ENTRIES SUPPLIED.
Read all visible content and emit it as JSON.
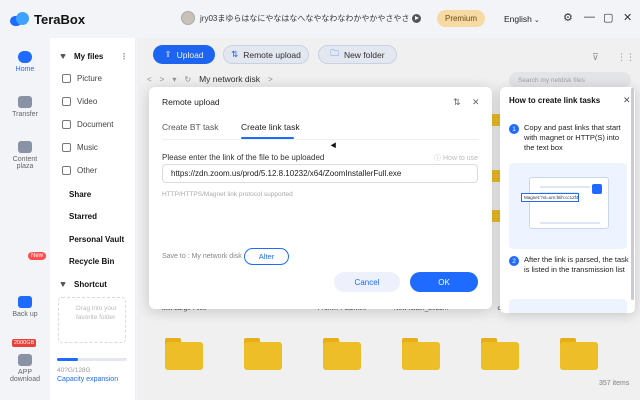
{
  "app": {
    "name": "TeraBox"
  },
  "header": {
    "username": "jry03まゆらはなにやなはなへなやなわなわかやかやさやさ",
    "premium_label": "Premium",
    "language": "English",
    "language_chevron": "⌄",
    "settings_icon": "⚙",
    "minimize_icon": "—",
    "maximize_icon": "▢",
    "close_icon": "✕"
  },
  "nav": {
    "home": "Home",
    "transfer": "Transfer",
    "content_line1": "Content",
    "content_line2": "plaza",
    "backup": "Back up",
    "new_badge": "New",
    "storage_badge": "2000GB",
    "app_line1": "APP",
    "app_line2": "download"
  },
  "sidebar": {
    "my_files": "My files",
    "dots": "⋮",
    "picture": "Picture",
    "video": "Video",
    "document": "Document",
    "music": "Music",
    "other": "Other",
    "share": "Share",
    "starred": "Starred",
    "personal_vault": "Personal Vault",
    "recycle_bin": "Recycle Bin",
    "shortcut": "Shortcut",
    "shortcut_hint": "Drag into your favorite folder",
    "storage_used": "40?G/128G",
    "storage_used_fraction": 0.3,
    "capacity_expansion": "Capacity expansion"
  },
  "toolbar": {
    "upload": "Upload",
    "remote_upload": "Remote upload",
    "new_folder": "New folder",
    "upload_icon": "⇪",
    "remote_icon": "⇅",
    "folder_icon": "🗀",
    "filter_icon": "⊽",
    "grid_icon": "⋮⋮"
  },
  "breadcrumb": {
    "back": "<",
    "forward": ">",
    "dropdown": "▾",
    "refresh": "↻",
    "path": "My network disk",
    "sep": ">"
  },
  "search": {
    "placeholder": "Search my netdisk files"
  },
  "files": {
    "labels": [
      "test Large Files",
      "",
      "Prom... PEDM00",
      "New folder_2022...",
      "cf",
      "asdasdfgfg"
    ],
    "count": "357 items"
  },
  "modal": {
    "title": "Remote upload",
    "resize_icon": "⇅",
    "close_icon": "✕",
    "tab_bt": "Create BT task",
    "tab_link": "Create link task",
    "prompt": "Please enter the link of the file to be uploaded",
    "howto_link": "How to use",
    "howto_icon": "ⓘ",
    "url_value": "https://zdn.zoom.us/prod/5.12.8.10232/x64/ZoomInstallerFull.exe",
    "hint": "HTTP/HTTPS/Magnet link protocol supported",
    "save_to": "Save to : My network disk",
    "alter": "Alter",
    "cancel": "Cancel",
    "ok": "OK"
  },
  "help": {
    "title": "How to create link tasks",
    "close_icon": "✕",
    "step1_num": "1",
    "step1_text": "Copy and past links that start with magnet or HTTP(S) into the text box",
    "illus_text": "Magnet:?xt=urn:btih:cc12f41c06bba",
    "step2_num": "2",
    "step2_text": "After the link is parsed, the task is listed in the transmission list"
  }
}
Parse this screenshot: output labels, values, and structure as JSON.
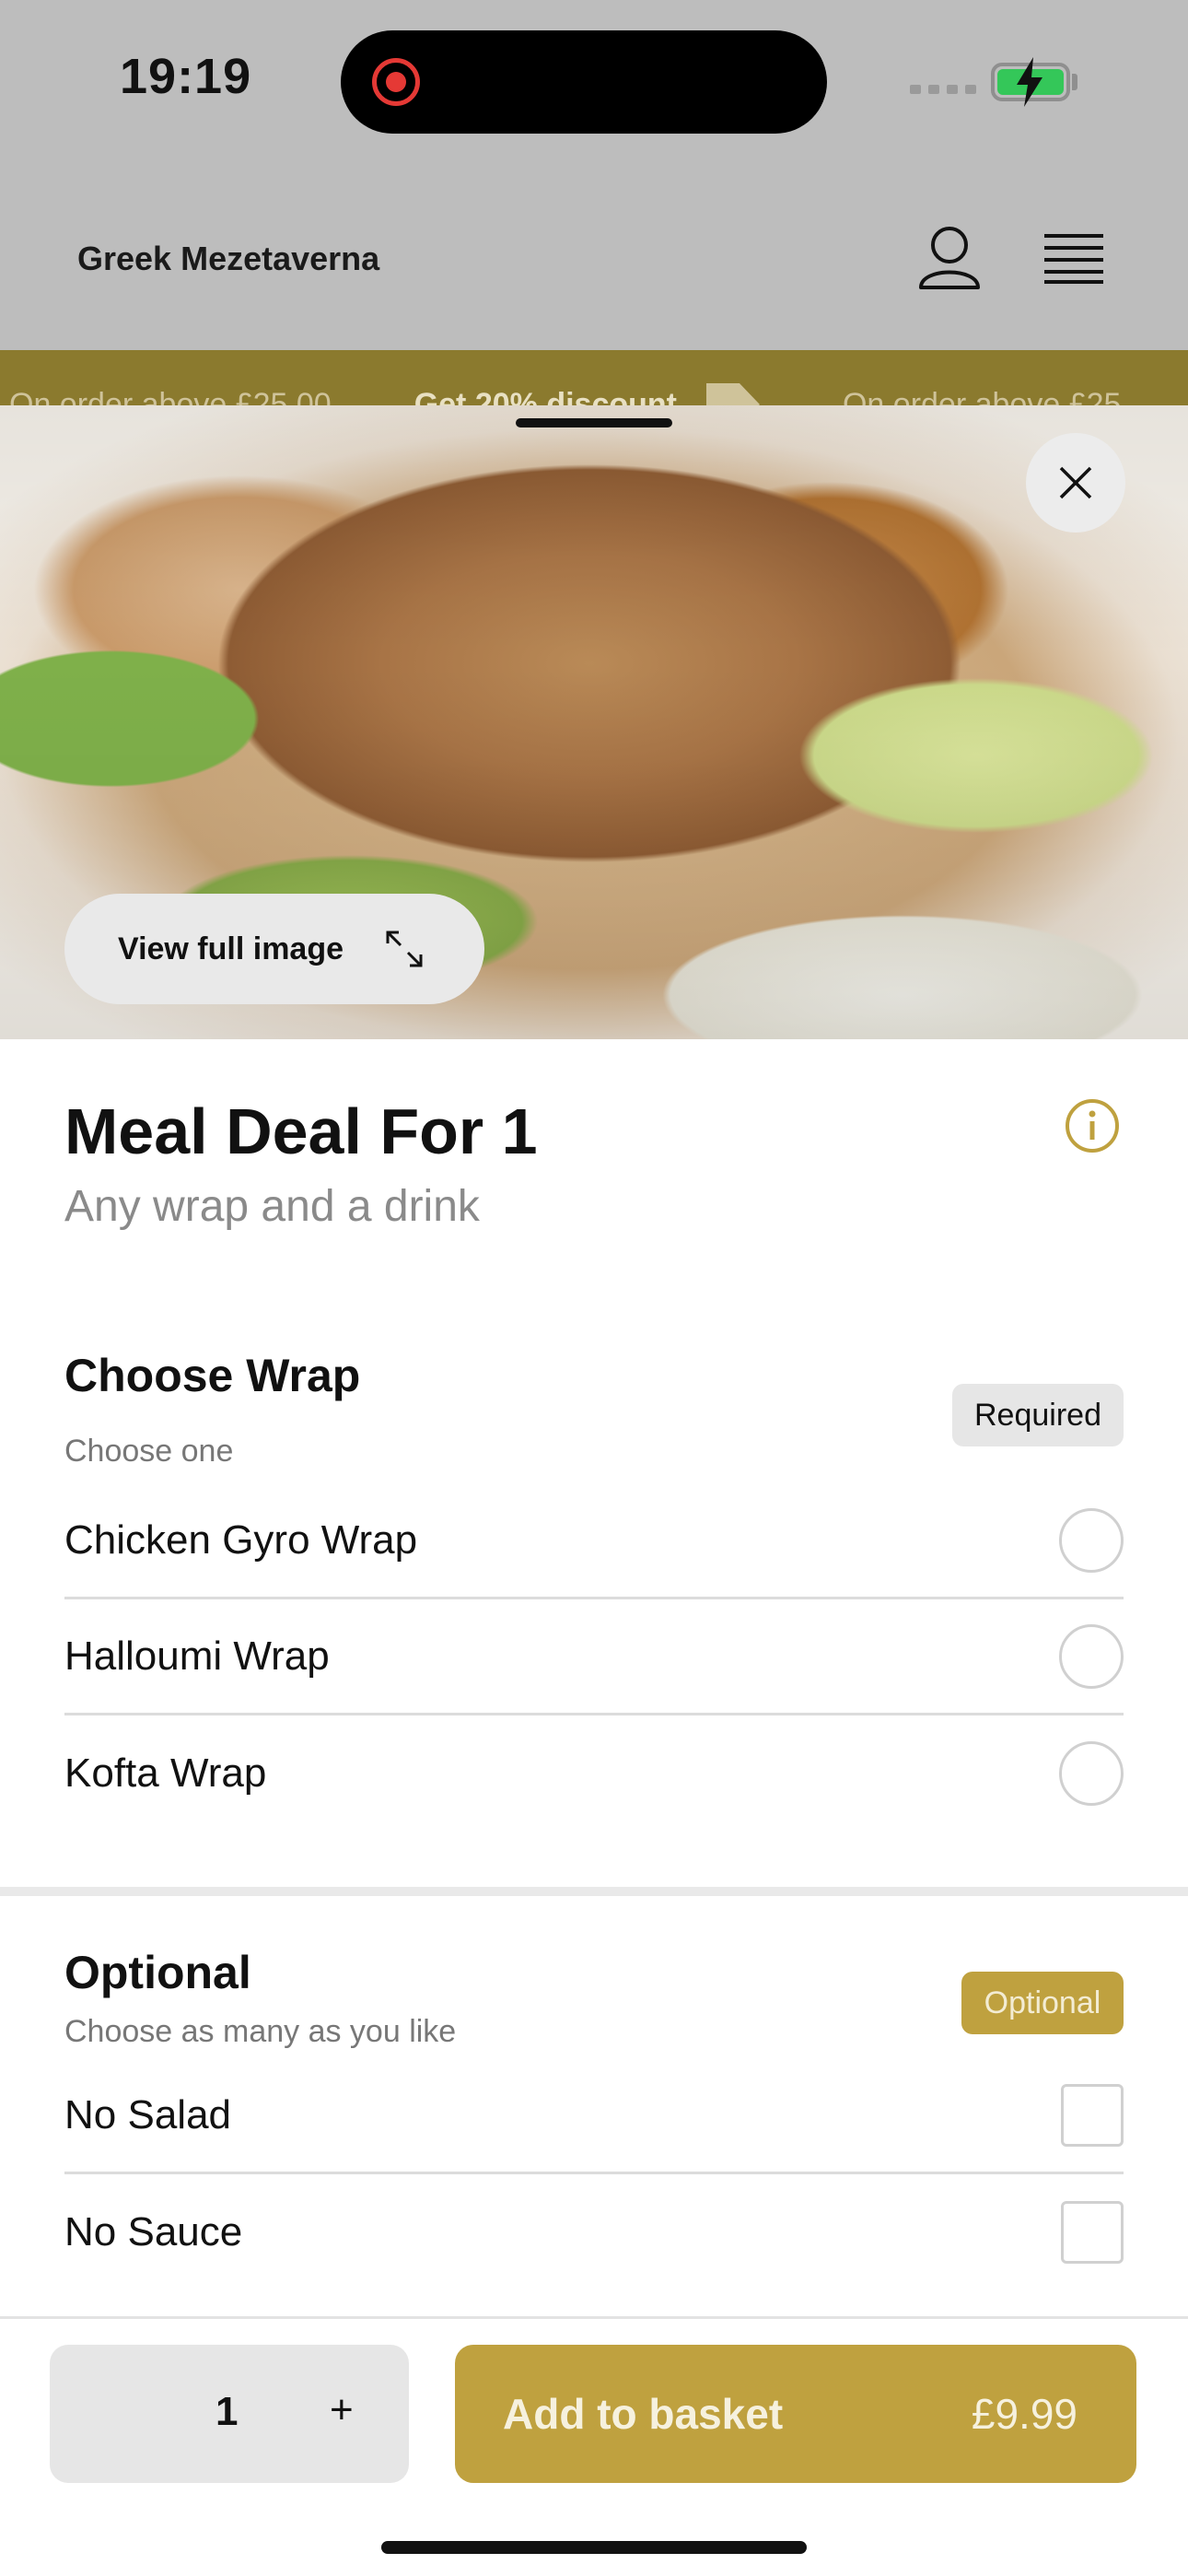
{
  "status_bar": {
    "time": "19:19",
    "icons": [
      "screen-recording-icon",
      "signal-icon",
      "battery-charging-icon"
    ]
  },
  "header": {
    "brand": "Greek Mezetaverna",
    "icons": [
      "user-icon",
      "menu-icon"
    ]
  },
  "promo": {
    "items": [
      "On order above £25.00",
      "Get 20% discount",
      "On order above £25"
    ]
  },
  "item": {
    "view_full_label": "View full image",
    "title": "Meal Deal For 1",
    "subtitle": "Any wrap and a drink"
  },
  "groups": [
    {
      "title": "Choose Wrap",
      "hint": "Choose one",
      "badge": "Required",
      "options": [
        "Chicken Gyro Wrap",
        "Halloumi Wrap",
        "Kofta Wrap"
      ]
    },
    {
      "title": "Optional",
      "hint": "Choose as many as you like",
      "badge": "Optional",
      "options": [
        "No Salad",
        "No Sauce"
      ]
    }
  ],
  "footer": {
    "quantity": "1",
    "plus": "+",
    "add_label": "Add to basket",
    "price": "£9.99"
  },
  "colors": {
    "accent": "#bfa13f",
    "promo_bg": "#8b7a2e",
    "header_bg": "#bdbdbd",
    "battery": "#34c759",
    "recording": "#e53935"
  }
}
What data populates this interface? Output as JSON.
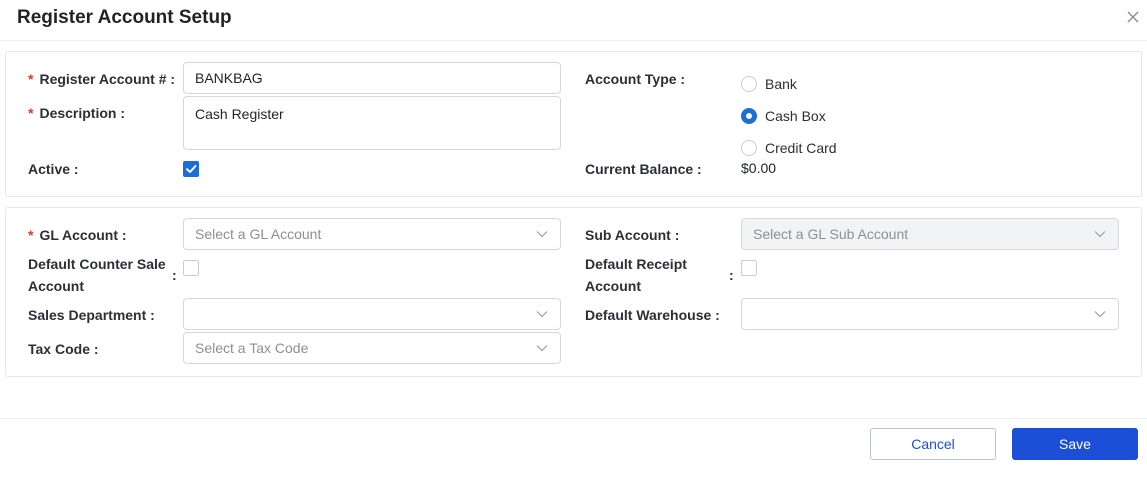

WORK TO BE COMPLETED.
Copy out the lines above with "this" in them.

RESPONSE BOX.
Parse this screenshot: output labels, values, and structure as JSON.
What data populates this interface? Output as JSON.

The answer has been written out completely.